WHAT IS NEEDED >>
Going through the data below, copy out each line where the word "title" shows up.

======== SUPPLIED INFORMATION

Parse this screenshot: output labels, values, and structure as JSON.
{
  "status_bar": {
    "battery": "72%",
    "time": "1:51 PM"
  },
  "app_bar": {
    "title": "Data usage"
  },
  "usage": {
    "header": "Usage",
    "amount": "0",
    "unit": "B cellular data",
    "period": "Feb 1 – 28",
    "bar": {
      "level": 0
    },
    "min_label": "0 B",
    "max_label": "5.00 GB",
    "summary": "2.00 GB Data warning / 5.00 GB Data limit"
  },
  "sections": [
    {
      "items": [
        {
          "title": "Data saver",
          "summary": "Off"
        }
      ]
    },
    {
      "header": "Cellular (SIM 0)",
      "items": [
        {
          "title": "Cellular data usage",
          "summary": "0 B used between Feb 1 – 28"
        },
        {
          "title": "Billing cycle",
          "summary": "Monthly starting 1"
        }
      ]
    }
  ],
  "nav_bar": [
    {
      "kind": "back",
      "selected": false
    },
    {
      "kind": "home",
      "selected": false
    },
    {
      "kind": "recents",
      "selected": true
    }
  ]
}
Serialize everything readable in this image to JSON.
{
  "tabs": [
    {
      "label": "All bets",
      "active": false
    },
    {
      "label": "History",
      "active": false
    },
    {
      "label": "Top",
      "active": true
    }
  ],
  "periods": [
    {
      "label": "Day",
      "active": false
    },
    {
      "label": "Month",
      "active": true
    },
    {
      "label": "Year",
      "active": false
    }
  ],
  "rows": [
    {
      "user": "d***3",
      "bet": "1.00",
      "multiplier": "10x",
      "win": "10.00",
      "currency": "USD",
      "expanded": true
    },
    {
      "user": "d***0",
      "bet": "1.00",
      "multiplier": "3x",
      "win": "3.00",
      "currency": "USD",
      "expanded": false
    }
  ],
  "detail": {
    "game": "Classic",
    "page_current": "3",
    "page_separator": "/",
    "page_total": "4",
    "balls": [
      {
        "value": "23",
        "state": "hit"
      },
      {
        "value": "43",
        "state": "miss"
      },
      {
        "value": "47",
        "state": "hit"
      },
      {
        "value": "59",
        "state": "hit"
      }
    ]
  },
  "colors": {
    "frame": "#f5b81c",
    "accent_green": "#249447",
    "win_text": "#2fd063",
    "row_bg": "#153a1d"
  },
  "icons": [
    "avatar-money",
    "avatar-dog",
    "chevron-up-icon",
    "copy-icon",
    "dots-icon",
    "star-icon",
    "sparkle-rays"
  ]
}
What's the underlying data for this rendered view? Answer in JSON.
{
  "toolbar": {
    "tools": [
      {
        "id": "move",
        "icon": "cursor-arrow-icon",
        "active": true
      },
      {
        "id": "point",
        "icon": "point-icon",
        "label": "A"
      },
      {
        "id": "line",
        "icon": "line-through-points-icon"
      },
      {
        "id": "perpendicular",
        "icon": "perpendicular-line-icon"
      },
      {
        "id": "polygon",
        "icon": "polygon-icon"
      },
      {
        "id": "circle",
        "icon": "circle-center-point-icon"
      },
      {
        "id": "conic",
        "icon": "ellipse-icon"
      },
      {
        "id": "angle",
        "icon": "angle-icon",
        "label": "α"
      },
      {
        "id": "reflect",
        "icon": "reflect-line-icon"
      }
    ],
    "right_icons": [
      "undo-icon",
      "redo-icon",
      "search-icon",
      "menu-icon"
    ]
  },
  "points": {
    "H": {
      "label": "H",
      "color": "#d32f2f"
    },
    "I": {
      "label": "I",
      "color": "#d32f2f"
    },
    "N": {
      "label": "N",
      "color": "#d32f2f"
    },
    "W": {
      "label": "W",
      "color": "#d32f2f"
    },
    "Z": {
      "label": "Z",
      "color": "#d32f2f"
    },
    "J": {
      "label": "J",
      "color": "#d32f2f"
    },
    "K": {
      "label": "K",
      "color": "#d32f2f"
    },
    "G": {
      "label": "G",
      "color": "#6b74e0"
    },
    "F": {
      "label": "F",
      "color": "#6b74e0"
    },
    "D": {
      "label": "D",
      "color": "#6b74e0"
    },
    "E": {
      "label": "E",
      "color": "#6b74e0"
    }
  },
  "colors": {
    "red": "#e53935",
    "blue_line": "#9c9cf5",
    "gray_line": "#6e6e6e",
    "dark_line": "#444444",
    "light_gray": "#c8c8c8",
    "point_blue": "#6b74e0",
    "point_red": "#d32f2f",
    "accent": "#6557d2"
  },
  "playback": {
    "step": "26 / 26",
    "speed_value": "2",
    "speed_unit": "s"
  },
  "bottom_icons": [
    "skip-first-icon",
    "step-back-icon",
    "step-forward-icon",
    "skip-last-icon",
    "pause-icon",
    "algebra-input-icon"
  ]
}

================

ANSWER SECTION >>
    "title": "Data usage"
          "title": "Data saver",
          "title": "Cellular data usage",
          "title": "Billing cycle",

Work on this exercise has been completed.